Thursday, 07 Jul 2016

Written by Gershon Silins

The Haftarah for our portion this week, Chukkat, is from Judges, chapter 11:1-33. It is the story of Jephtha, a mighty warrior whose dubious lineage as the son of a prostitute makes him an outsider in his father Gilead’s family. Blocked from his inheritance, he becomes a mercenary, but he is so respected as a man of war that he is enlisted as leader of the battle against the Ammonites. Becoming the leader, Jephtha first sends messengers in the hope of negotiating a peace with the Ammonites, but the Ammonite king rejects it, and Jephtha leads the Israelites in a defensive war against the Ammonites.

Our Haftarah concludes with Jephtha’s victory, and just prior to that, his vow that in exchange for victory, he will offer as a sacrifice whatever first comes out of his house to meet him when he returns home from victory over the Ammonites. Our sages left the rest of the story out of the Haftarah reading: the first person to come out of Jephtha’s house when he returned home was his beloved daughter. His daughter took his vow as seriously as he did, but asked for two months delay before this thing would happen; and Jephtha granted it. The story continues that Jephtha’s daughter bewailed her unmarried state, and then returned to her father, who did as he had vowed. Now the story becomes slightly ambiguous: there are conflicting interpretations as to what happened next, but most commentators believe that Jephtha did in fact sacrifice his daughter as a burnt offering. And the text concludes that it became a custom that the daughters of Israel would go every year, for four days in the year, to lament her.

The rabbis find here a cautionary tale about the dangers of vows.

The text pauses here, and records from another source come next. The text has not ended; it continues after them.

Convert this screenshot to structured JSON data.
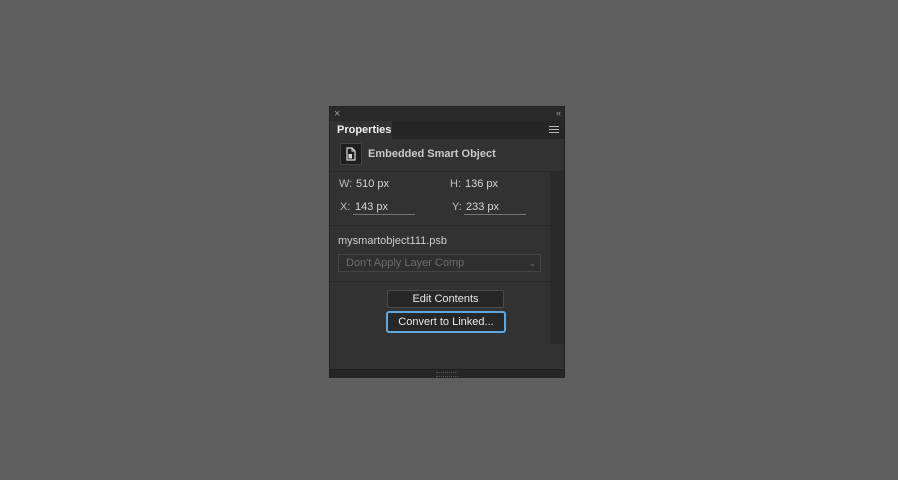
{
  "panel": {
    "tab_label": "Properties",
    "close_glyph": "×",
    "collapse_glyph": "‹‹",
    "header_title": "Embedded Smart Object",
    "icon": "smart-object-icon",
    "fields": {
      "w_label": "W:",
      "w_value": "510 px",
      "h_label": "H:",
      "h_value": "136 px",
      "x_label": "X:",
      "x_value": "143 px",
      "y_label": "Y:",
      "y_value": "233 px"
    },
    "filename": "mysmartobject111.psb",
    "layer_comp": {
      "selected": "Don't Apply Layer Comp"
    },
    "buttons": {
      "edit_contents": "Edit Contents",
      "convert_linked": "Convert to Linked..."
    }
  },
  "colors": {
    "background": "#5e5e5e",
    "panel": "#323232",
    "focus_ring": "#5fa7dd"
  }
}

But it is still a very uncomfortable story, which is likely why the Haftarah reading concludes before the consequences of Jephtha’s vow. And we can understand why this choice was made. The story of a bargain with God that begins with hubris and ends in a death and the ruination of a family is perhaps better excluded. It is depressing and, presumably, nothing more than an ancient story.

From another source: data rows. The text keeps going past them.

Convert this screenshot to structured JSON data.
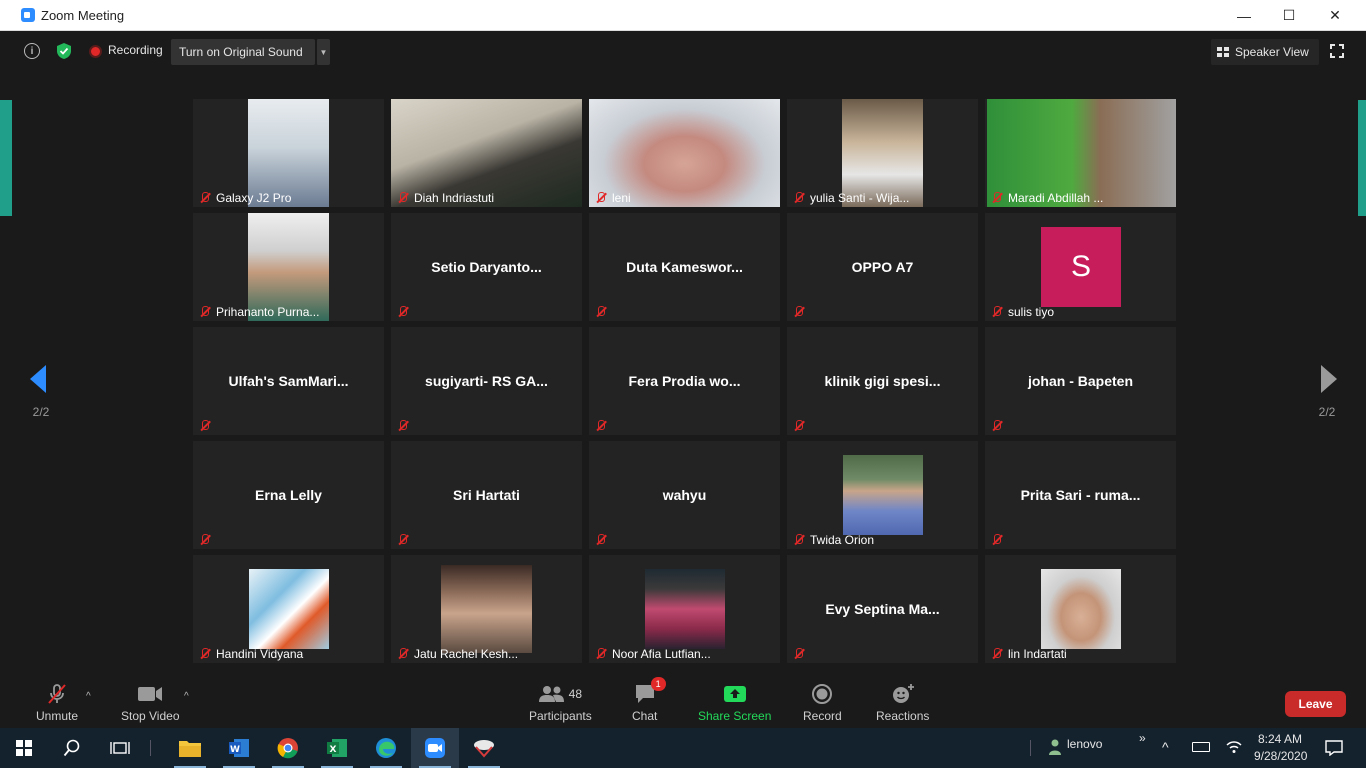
{
  "window": {
    "title": "Zoom Meeting",
    "minimize": "—",
    "maximize": "☐",
    "close": "✕"
  },
  "topbar": {
    "info": "i",
    "recording_label": "Recording",
    "original_sound_label": "Turn on Original Sound",
    "speaker_view_label": "Speaker View"
  },
  "pager": {
    "left": "2/2",
    "right": "2/2"
  },
  "participants": [
    {
      "name": "Galaxy J2 Pro",
      "video": true
    },
    {
      "name": "Diah Indriastuti",
      "video": true
    },
    {
      "name": "leni",
      "video": true
    },
    {
      "name": "yulia Santi - Wija...",
      "video": true
    },
    {
      "name": "Maradi Abdillah ...",
      "video": true
    },
    {
      "name": "Prihananto Purna...",
      "video": true
    },
    {
      "name": "Setio  Daryanto...",
      "video": false
    },
    {
      "name": "Duta  Kameswor...",
      "video": false
    },
    {
      "name": "OPPO A7",
      "video": false
    },
    {
      "name": "sulis tiyo",
      "video": false,
      "avatar_letter": "S"
    },
    {
      "name": "Ulfah's  SamMari...",
      "video": false
    },
    {
      "name": "sugiyarti-  RS GA...",
      "video": false
    },
    {
      "name": "Fera  Prodia  wo...",
      "video": false
    },
    {
      "name": "klinik  gigi  spesi...",
      "video": false
    },
    {
      "name": "johan - Bapeten",
      "video": false
    },
    {
      "name": "Erna Lelly",
      "video": false
    },
    {
      "name": "Sri Hartati",
      "video": false
    },
    {
      "name": "wahyu",
      "video": false
    },
    {
      "name": "Twida Orion",
      "video": false,
      "photo": true
    },
    {
      "name": "Prita Sari - ruma...",
      "video": false
    },
    {
      "name": "Handini Vidyana",
      "video": false,
      "photo": true
    },
    {
      "name": "Jatu Rachel Kesh...",
      "video": false,
      "photo": true
    },
    {
      "name": "Noor Afia Lutfian...",
      "video": false,
      "photo": true
    },
    {
      "name": "Evy  Septina  Ma...",
      "video": false
    },
    {
      "name": "lin Indartati",
      "video": false,
      "photo": true
    }
  ],
  "toolbar": {
    "unmute": "Unmute",
    "stop_video": "Stop Video",
    "participants": "Participants",
    "participants_count": "48",
    "chat": "Chat",
    "chat_badge": "1",
    "share_screen": "Share Screen",
    "record": "Record",
    "reactions": "Reactions",
    "leave": "Leave"
  },
  "taskbar": {
    "user": "lenovo",
    "time": "8:24 AM",
    "date": "9/28/2020",
    "overflow": "»"
  },
  "colors": {
    "accent": "#2d8cff",
    "leave": "#c92a2a",
    "share": "#23d959",
    "mute": "#e02828",
    "avatar": "#c71d5b"
  }
}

But this is more than an ancient story; this is a tale that speaks to us in very modern language. What we have here is a powerful man, only recently chosen as a leader, who needs victory in order to protect his hard won status. In support of this, he makes a hasty and over-enthusiastic commitment, grandstanding with little thought of the consequences. But the consequences are terrible, beyond anything he imagined or planned for. His life is now irrevocably changed for the worse, and not just his life, but other people’s lives as well. It sounds very modern; for we are living today in the immediate aftermath of a decision like Jephtha’s, and his story has become our story.

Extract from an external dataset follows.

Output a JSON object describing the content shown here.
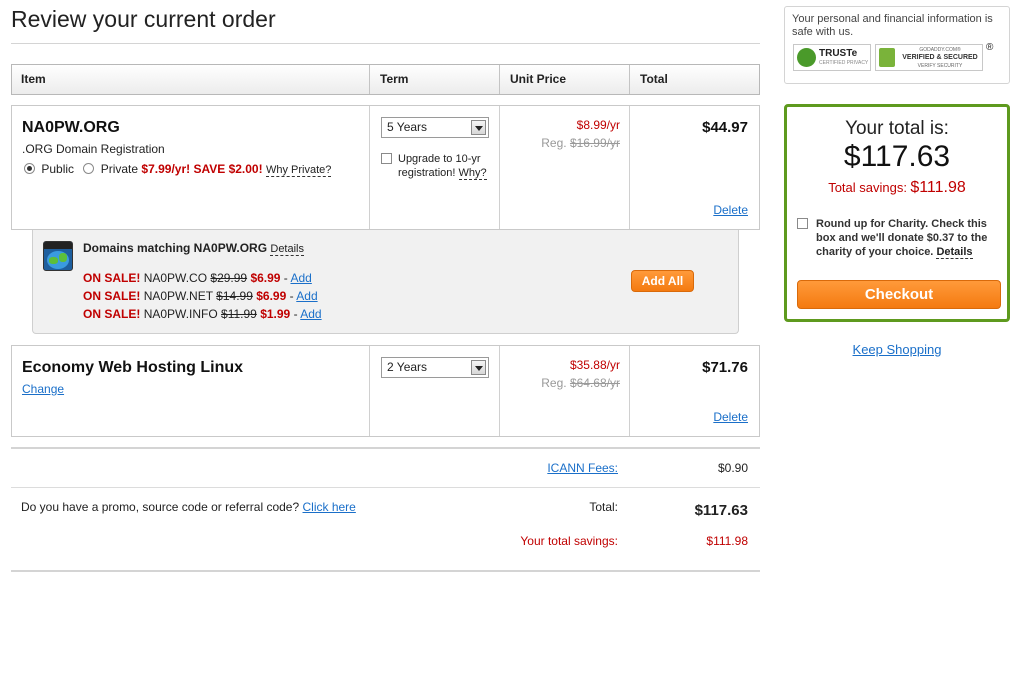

Jephtha’s hasty bargain would have been tragic if he had been nothing more than a private person making a terrible choice. But in fact Jephtha was more than just a private person; he was a leader of his people. A leader must look beyond his immediate advantage and realize that he may not be able to imagine every possible outcome of a rash decision, and so he should not make unnecessary policies or decisions for partisan advantage. And, since any decision can have unintended consequences, he must consider these possibilities and have a plan in place to ameliorate them.

Although most rabbinic commentators agree that Jephtha’s daughter was slaughtered as a sacrificial offering, several do not. The medieval commentator Rabbi David Kimchi discerned that a person cannot be suitable to be offered as a burnt offering, nor, he says, does close reading of the text support the idea that Jephtha did so. Rabbi Levi ben Gershon says, in support of this idea, that when a person is dedicated to God, that person is not slaughtered like a beast, but rather given to God’s service. Unlike a man who is dedicated in this way, a woman offered to God’s service must be forbidden to marry. In the era that this commentary was written, if she married, her husband would be her master, and she could no longer serve God to the exclusion of all others. This interpretation explains the odd mention of the Jephtha’s daughter’s unmarried state. It suggests that she was not put to death but rather sent to live in isolation, never marrying and having only the occasional companionship of the daughters of Israel.  The story, which at first seems hopelessly awful, could have had a different ending; an unfortunate one, but not as catastrophic as it first appears. This possibility might give us today, against all odds, a reason to be hopeful. 

Gershon Silins